Illustrative as the article was, I especially liked the above graphic, which clearly shows how closely past technological changes have adhered to an exponential curve, which is the foundation for Kurzweil’s main argument.
One of the things I love about WordPress, is, of course, the huge amount of flexibility it provides. In addition to constant updates and improvements to the system and CMS, its modular nature allows me to plug in all sorts of new features and abilities with minimal coding.
Google Friend Connect is the latest handful that I’m throwing at the wall that is sterlingely.com, and so far, I like how it sticks. The idea behind GFS is simply to “make the web more social” by building a social networking system (based on your GMail account) that exists outside of any one website.
For example, instead of my Facebook “wall” which is private and on Facebook, I can now have a “wall” on sterlingely.com where anyone (or just approved friends) can write public comments. (Notice the modules to the lower right) Furthermore, I can use the GFC comment system instead of the WordPress comment system for comments on every post or page on my site.
And there’s the rub: Now I’ve reached a point where WordPress and Google Friend Connect overlap. As you’ll notice if you view any particular page or post on this site, at least for now, I have 2 forms of feedback on every page. Both can be completely open, allowing anyone to write an anonymous comment, or both can be locked down to only registered users. (Currently, only the WordPress comment system is active on each page)

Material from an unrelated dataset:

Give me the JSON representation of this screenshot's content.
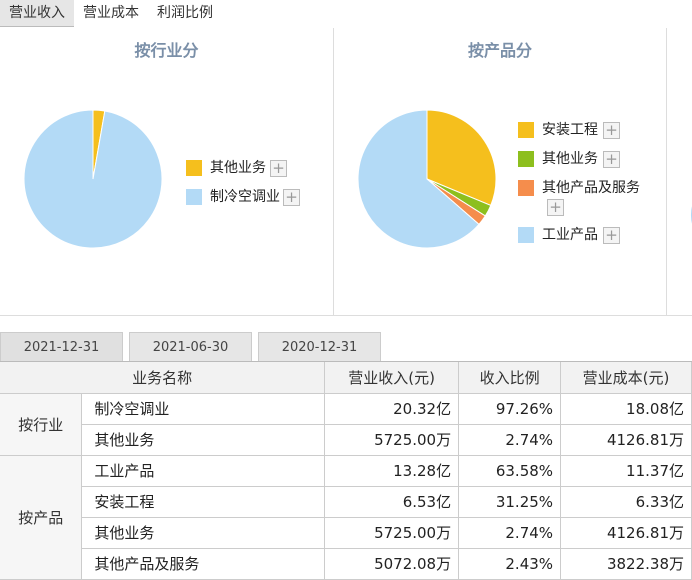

For now I’ll keep both around: Google Friend Connect is still in its infancy, and has great potential, but I ain’t givin up on WP’s built-in commenting system yet!